Springtime in Gwinnett County brings forth the beauty of many blooming plants. Redbuds, dogwoods, cherry trees, azaleas and many others color the landscape of our communities. However, many people suffer respiratory problems resulting from pollen produced by some of these plants.
Pollen is the male part of the life of plants. It is transferred from one flower to another and goes into the female parts of the flowers to produce seeds. Pollen is a necessary part of plant reproduction, and is present in great volumes during the springtime. Not all pollen causes the allergies some people have, and most of it is not the source of the troubles.
Pines produce pollen in vast amounts and can cover everything.
AN Individual pine pollen grain haS two large wings on it to help it disperse through the air, causing the pollen to be big enough to be visible. Pine pollen is released by the male cones on the ends of the branches usually when the humidity is low and the weather is warm and windy. The wind-pollinated trees release large amounts of pollen to improve the likelihood the pollen will pollinate female flowers.
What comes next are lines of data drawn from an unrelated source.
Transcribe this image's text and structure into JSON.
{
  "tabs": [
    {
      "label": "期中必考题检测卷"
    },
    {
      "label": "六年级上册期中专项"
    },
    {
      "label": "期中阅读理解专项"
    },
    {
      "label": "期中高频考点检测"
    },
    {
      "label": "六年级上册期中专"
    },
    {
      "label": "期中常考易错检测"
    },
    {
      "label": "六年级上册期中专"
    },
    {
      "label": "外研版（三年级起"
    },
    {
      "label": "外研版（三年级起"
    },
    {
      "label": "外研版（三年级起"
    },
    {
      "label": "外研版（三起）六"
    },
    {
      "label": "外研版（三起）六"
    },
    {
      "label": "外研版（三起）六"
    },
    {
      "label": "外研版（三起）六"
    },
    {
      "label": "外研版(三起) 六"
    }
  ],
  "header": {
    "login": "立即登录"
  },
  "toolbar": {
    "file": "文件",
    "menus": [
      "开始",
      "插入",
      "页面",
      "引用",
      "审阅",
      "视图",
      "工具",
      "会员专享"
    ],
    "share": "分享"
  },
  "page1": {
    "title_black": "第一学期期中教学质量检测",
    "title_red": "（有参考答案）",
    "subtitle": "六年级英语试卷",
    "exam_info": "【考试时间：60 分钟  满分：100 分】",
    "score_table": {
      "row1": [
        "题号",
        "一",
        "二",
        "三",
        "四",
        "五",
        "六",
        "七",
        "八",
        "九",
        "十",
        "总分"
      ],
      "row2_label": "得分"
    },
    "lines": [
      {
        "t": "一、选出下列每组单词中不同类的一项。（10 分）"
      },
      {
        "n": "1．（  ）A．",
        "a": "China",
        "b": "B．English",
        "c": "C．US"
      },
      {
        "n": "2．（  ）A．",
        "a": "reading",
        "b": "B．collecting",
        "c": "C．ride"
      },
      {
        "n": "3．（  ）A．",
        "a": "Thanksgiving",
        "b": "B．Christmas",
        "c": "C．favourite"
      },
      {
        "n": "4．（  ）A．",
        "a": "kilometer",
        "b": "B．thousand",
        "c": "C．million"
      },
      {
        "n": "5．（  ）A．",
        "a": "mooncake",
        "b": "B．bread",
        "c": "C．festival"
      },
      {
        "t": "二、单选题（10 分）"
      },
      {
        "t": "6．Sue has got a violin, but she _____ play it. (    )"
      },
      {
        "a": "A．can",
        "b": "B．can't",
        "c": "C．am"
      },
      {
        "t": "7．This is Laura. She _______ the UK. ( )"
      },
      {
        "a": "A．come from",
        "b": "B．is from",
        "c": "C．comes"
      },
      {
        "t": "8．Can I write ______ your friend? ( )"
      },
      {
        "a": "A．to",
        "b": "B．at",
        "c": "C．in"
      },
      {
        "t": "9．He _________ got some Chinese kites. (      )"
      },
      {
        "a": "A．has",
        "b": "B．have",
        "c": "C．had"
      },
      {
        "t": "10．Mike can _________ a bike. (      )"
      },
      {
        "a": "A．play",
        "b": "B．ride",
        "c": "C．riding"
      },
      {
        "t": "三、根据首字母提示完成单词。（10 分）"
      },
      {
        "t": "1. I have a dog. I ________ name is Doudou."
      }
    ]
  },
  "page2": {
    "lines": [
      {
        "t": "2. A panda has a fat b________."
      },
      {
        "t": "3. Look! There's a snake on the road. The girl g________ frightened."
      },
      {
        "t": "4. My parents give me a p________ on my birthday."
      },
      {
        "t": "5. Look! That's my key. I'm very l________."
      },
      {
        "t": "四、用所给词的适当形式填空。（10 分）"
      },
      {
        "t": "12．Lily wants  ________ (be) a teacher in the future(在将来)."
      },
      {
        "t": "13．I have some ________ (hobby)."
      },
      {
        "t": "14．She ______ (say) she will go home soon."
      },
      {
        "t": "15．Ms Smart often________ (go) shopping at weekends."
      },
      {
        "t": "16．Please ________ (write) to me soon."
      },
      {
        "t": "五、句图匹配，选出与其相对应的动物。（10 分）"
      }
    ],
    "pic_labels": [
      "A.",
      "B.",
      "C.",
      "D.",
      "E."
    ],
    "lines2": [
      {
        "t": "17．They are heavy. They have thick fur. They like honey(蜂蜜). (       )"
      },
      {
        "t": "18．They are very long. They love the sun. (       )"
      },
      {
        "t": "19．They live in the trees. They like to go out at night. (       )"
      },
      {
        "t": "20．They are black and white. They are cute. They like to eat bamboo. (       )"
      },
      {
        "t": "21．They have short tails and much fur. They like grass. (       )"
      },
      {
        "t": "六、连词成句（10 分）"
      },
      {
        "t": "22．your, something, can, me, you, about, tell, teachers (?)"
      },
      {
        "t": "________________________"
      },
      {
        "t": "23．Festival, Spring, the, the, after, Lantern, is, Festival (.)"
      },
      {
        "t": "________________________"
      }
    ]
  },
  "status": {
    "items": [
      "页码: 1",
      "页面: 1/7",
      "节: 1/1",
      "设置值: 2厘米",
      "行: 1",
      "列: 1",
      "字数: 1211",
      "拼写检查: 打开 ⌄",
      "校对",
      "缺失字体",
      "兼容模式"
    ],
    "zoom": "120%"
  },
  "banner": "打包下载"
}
Sometimes, it's not the obvious plant causing the allergies. Many would blame the yellow pollen from pine trees, but pine pollen does not the cause the allergies. The real culprit causing the problems is the pollen produced by the various weeds, grasses and trees such as oaks, birch and hickories. The pollen grains are much smaller, and have chemicals in them that can lead to the respiratory problems and sore eyes so many people suffer from. Sometimes the allergies are not caused by pollen at all, but by molds and mildews, which occur both outside and inside the home, and are a year-round problem.
Not much can be done to prevent pine pollen from falling on everything, other than just washing it off and sweeping it away if possible.
The smaller-grained pollen from weeds, grasses and other trees - there are a few things than can be done to mitigate their effects. Limit outdoor activities during periods when the pollen content is high, especially on warm, dry days. Rain can remove pollen from the air, as well as wash it away, and the pollen levels are often much lower after rainfall and on humid days. Weather reports on local TV news stations give information on the pollen content so you can plan your day around it. If you must work outdoors, wearing a dust mask can help in reducing inhalation of the pollen. In the home, leave the windows and doors closed and use a hypoallergenic air conditioning filter. If the allergies are serious, consult with a physician. Also, check your home for the presence of mold and mildew, which are present year-round.
Pollen is a fact of life we all must deal with every spring.
Remember, pollen is an essential part of the reproduction of plants and is a miracle of nature. The pollen grain is a container for DNA, and is the means by which genetic diversity is maintained by plants. Without pollen, we would not have plants. In spite of the troubles pollen causes every year, we can appreciate it as well.
Timothy Daly is an agriculture and natural resources agent with the Gwinnett County Extension Service. He can be reached at 678-377-4010 or Timothy.firstname.lastname@example.org.